Exercise prompt> Output all of the listing, leaving every line exactly as written.

=== Listed entries ===

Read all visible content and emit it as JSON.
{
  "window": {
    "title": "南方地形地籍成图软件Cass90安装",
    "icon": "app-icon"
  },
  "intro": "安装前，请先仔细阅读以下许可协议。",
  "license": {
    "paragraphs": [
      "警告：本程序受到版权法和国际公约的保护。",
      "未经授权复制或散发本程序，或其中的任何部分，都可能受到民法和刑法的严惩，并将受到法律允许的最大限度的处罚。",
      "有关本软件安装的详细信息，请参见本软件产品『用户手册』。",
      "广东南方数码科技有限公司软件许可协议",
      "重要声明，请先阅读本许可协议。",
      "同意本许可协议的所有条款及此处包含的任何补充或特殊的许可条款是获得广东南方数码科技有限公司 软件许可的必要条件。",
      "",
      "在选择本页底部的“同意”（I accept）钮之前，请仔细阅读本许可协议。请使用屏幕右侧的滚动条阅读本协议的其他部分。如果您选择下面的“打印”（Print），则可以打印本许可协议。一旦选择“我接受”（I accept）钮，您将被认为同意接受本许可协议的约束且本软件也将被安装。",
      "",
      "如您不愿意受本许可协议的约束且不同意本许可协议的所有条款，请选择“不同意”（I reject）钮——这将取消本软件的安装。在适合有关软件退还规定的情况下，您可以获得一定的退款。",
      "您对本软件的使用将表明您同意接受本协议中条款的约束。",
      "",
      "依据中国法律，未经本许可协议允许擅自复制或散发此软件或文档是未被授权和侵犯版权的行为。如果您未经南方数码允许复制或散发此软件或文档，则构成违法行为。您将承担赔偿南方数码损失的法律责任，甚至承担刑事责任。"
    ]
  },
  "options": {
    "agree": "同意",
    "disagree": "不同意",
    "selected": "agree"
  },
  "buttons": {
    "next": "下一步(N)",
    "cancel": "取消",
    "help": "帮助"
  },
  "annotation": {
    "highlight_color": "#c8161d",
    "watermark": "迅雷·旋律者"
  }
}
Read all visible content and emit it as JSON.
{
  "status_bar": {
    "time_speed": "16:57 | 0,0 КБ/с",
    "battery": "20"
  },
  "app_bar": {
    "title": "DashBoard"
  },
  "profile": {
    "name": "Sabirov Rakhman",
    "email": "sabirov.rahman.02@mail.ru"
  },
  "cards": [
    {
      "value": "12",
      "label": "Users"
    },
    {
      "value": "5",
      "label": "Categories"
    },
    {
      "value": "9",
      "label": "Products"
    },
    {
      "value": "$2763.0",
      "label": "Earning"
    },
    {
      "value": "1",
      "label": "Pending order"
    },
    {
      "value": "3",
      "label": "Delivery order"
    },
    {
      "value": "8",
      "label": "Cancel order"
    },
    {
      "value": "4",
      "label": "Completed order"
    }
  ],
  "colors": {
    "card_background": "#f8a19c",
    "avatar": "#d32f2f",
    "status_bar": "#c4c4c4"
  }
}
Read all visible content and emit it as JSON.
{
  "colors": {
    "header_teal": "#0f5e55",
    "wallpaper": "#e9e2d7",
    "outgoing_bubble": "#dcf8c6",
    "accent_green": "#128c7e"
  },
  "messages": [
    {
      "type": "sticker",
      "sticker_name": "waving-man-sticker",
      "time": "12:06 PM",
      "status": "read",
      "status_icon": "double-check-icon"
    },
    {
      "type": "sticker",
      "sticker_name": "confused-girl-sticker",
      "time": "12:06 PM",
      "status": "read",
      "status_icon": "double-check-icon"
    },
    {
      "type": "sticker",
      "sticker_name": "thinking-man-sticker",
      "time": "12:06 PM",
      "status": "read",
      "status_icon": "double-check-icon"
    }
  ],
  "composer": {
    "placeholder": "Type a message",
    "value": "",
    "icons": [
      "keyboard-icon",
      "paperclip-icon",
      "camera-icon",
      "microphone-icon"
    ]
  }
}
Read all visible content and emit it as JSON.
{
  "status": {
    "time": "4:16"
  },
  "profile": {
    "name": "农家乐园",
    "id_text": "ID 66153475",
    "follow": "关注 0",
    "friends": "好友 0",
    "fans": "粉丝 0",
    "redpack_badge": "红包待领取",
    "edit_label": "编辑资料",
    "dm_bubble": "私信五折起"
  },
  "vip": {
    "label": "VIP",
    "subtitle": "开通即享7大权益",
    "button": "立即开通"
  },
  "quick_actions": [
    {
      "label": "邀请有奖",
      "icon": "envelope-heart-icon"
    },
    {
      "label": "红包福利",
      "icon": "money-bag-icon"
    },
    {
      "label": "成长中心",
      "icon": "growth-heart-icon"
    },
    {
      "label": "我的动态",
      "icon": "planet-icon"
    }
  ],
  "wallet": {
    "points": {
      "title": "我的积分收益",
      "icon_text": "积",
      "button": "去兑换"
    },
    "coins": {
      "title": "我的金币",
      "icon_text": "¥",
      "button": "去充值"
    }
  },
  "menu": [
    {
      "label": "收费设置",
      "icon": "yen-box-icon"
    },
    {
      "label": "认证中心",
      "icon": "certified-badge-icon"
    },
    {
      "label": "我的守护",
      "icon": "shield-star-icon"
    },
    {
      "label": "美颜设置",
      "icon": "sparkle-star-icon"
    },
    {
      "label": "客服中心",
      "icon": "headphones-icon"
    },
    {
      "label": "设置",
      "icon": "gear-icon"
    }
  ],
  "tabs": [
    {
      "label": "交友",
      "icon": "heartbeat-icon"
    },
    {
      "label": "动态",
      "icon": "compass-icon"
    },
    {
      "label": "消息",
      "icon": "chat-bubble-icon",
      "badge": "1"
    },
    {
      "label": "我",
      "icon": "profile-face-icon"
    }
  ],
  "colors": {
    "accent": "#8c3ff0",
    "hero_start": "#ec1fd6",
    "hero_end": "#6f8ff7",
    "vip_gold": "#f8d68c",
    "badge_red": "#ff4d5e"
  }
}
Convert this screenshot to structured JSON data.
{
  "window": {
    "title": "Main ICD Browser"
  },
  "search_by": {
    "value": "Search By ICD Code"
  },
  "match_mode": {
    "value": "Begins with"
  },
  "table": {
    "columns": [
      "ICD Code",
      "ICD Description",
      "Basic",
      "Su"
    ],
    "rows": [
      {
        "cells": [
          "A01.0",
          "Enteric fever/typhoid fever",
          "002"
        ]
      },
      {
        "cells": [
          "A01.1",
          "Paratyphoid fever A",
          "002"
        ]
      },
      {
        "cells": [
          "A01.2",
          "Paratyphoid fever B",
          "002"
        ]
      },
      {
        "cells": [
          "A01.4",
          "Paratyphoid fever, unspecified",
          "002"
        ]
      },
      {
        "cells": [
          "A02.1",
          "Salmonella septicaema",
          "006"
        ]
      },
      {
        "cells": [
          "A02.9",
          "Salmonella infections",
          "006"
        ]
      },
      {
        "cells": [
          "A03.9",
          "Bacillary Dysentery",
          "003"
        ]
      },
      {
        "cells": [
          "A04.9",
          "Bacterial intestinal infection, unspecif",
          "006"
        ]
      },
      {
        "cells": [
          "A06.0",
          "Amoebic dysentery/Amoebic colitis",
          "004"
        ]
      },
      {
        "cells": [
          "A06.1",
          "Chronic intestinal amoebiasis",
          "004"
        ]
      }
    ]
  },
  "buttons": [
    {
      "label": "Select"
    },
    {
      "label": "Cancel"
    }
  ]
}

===

Answer to this exercise>
Read all visible content and emit it as JSON.
{
  "window": {
    "title": "南方地形地籍成图软件Cass90安装",
    "icon": "app-icon"
  },
  "intro": "安装前，请先仔细阅读以下许可协议。",
  "license": {
    "paragraphs": [
      "警告：本程序受到版权法和国际公约的保护。",
      "未经授权复制或散发本程序，或其中的任何部分，都可能受到民法和刑法的严惩，并将受到法律允许的最大限度的处罚。",
      "有关本软件安装的详细信息，请参见本软件产品『用户手册』。",
      "广东南方数码科技有限公司软件许可协议",
      "重要声明，请先阅读本许可协议。",
      "同意本许可协议的所有条款及此处包含的任何补充或特殊的许可条款是获得广东南方数码科技有限公司 软件许可的必要条件。",
      "",
      "在选择本页底部的“同意”（I accept）钮之前，请仔细阅读本许可协议。请使用屏幕右侧的滚动条阅读本协议的其他部分。如果您选择下面的“打印”（Print），则可以打印本许可协议。一旦选择“我接受”（I accept）钮，您将被认为同意接受本许可协议的约束且本软件也将被安装。",
      "",
      "如您不愿意受本许可协议的约束且不同意本许可协议的所有条款，请选择“不同意”（I reject）钮——这将取消本软件的安装。在适合有关软件退还规定的情况下，您可以获得一定的退款。",
      "您对本软件的使用将表明您同意接受本协议中条款的约束。",
      "",
      "依据中国法律，未经本许可协议允许擅自复制或散发此软件或文档是未被授权和侵犯版权的行为。如果您未经南方数码允许复制或散发此软件或文档，则构成违法行为。您将承担赔偿南方数码损失的法律责任，甚至承担刑事责任。"
    ]
  },
  "options": {
    "agree": "同意",
    "disagree": "不同意",
    "selected": "agree"
  },
  "buttons": {
    "next": "下一步(N)",
    "cancel": "取消",
    "help": "帮助"
  },
  "annotation": {
    "highlight_color": "#c8161d",
    "watermark": "迅雷·旋律者"
  }
}
Read all visible content and emit it as JSON.
{
  "status_bar": {
    "time_speed": "16:57 | 0,0 КБ/с",
    "battery": "20"
  },
  "app_bar": {
    "title": "DashBoard"
  },
  "profile": {
    "name": "Sabirov Rakhman",
    "email": "sabirov.rahman.02@mail.ru"
  },
  "cards": [
    {
      "value": "12",
      "label": "Users"
    },
    {
      "value": "5",
      "label": "Categories"
    },
    {
      "value": "9",
      "label": "Products"
    },
    {
      "value": "$2763.0",
      "label": "Earning"
    },
    {
      "value": "1",
      "label": "Pending order"
    },
    {
      "value": "3",
      "label": "Delivery order"
    },
    {
      "value": "8",
      "label": "Cancel order"
    },
    {
      "value": "4",
      "label": "Completed order"
    }
  ],
  "colors": {
    "card_background": "#f8a19c",
    "avatar": "#d32f2f",
    "status_bar": "#c4c4c4"
  }
}
Read all visible content and emit it as JSON.
{
  "colors": {
    "header_teal": "#0f5e55",
    "wallpaper": "#e9e2d7",
    "outgoing_bubble": "#dcf8c6",
    "accent_green": "#128c7e"
  },
  "messages": [
    {
      "type": "sticker",
      "sticker_name": "waving-man-sticker",
      "time": "12:06 PM",
      "status": "read",
      "status_icon": "double-check-icon"
    },
    {
      "type": "sticker",
      "sticker_name": "confused-girl-sticker",
      "time": "12:06 PM",
      "status": "read",
      "status_icon": "double-check-icon"
    },
    {
      "type": "sticker",
      "sticker_name": "thinking-man-sticker",
      "time": "12:06 PM",
      "status": "read",
      "status_icon": "double-check-icon"
    }
  ],
  "composer": {
    "placeholder": "Type a message",
    "value": "",
    "icons": [
      "keyboard-icon",
      "paperclip-icon",
      "camera-icon",
      "microphone-icon"
    ]
  }
}
Read all visible content and emit it as JSON.
{
  "status": {
    "time": "4:16"
  },
  "profile": {
    "name": "农家乐园",
    "id_text": "ID 66153475",
    "follow": "关注 0",
    "friends": "好友 0",
    "fans": "粉丝 0",
    "redpack_badge": "红包待领取",
    "edit_label": "编辑资料",
    "dm_bubble": "私信五折起"
  },
  "vip": {
    "label": "VIP",
    "subtitle": "开通即享7大权益",
    "button": "立即开通"
  },
  "quick_actions": [
    {
      "label": "邀请有奖",
      "icon": "envelope-heart-icon"
    },
    {
      "label": "红包福利",
      "icon": "money-bag-icon"
    },
    {
      "label": "成长中心",
      "icon": "growth-heart-icon"
    },
    {
      "label": "我的动态",
      "icon": "planet-icon"
    }
  ],
  "wallet": {
    "points": {
      "title": "我的积分收益",
      "icon_text": "积",
      "button": "去兑换"
    },
    "coins": {
      "title": "我的金币",
      "icon_text": "¥",
      "button": "去充值"
    }
  },
  "menu": [
    {
      "label": "收费设置",
      "icon": "yen-box-icon"
    },
    {
      "label": "认证中心",
      "icon": "certified-badge-icon"
    },
    {
      "label": "我的守护",
      "icon": "shield-star-icon"
    },
    {
      "label": "美颜设置",
      "icon": "sparkle-star-icon"
    },
    {
      "label": "客服中心",
      "icon": "headphones-icon"
    },
    {
      "label": "设置",
      "icon": "gear-icon"
    }
  ],
  "tabs": [
    {
      "label": "交友",
      "icon": "heartbeat-icon"
    },
    {
      "label": "动态",
      "icon": "compass-icon"
    },
    {
      "label": "消息",
      "icon": "chat-bubble-icon",
      "badge": "1"
    },
    {
      "label": "我",
      "icon": "profile-face-icon"
    }
  ],
  "colors": {
    "accent": "#8c3ff0",
    "hero_start": "#ec1fd6",
    "hero_end": "#6f8ff7",
    "vip_gold": "#f8d68c",
    "badge_red": "#ff4d5e"
  }
}
Convert this screenshot to structured JSON data.
{
  "window": {
    "title": "Main ICD Browser"
  },
  "search_by": {
    "value": "Search By ICD Code"
  },
  "match_mode": {
    "value": "Begins with"
  },
  "table": {
    "columns": [
      "ICD Code",
      "ICD Description",
      "Basic",
      "Su"
    ],
    "rows": [
      {
        "cells": [
          "A01.0",
          "Enteric fever/typhoid fever",
          "002"
        ]
      },
      {
        "cells": [
          "A01.1",
          "Paratyphoid fever A",
          "002"
        ]
      },
      {
        "cells": [
          "A01.2",
          "Paratyphoid fever B",
          "002"
        ]
      },
      {
        "cells": [
          "A01.4",
          "Paratyphoid fever, unspecified",
          "002"
        ]
      },
      {
        "cells": [
          "A02.1",
          "Salmonella septicaema",
          "006"
        ]
      },
      {
        "cells": [
          "A02.9",
          "Salmonella infections",
          "006"
        ]
      },
      {
        "cells": [
          "A03.9",
          "Bacillary Dysentery",
          "003"
        ]
      },
      {
        "cells": [
          "A04.9",
          "Bacterial intestinal infection, unspecif",
          "006"
        ]
      },
      {
        "cells": [
          "A06.0",
          "Amoebic dysentery/Amoebic colitis",
          "004"
        ]
      },
      {
        "cells": [
          "A06.1",
          "Chronic intestinal amoebiasis",
          "004"
        ]
      }
    ]
  },
  "buttons": [
    {
      "label": "Select"
    },
    {
      "label": "Cancel"
    }
  ]
}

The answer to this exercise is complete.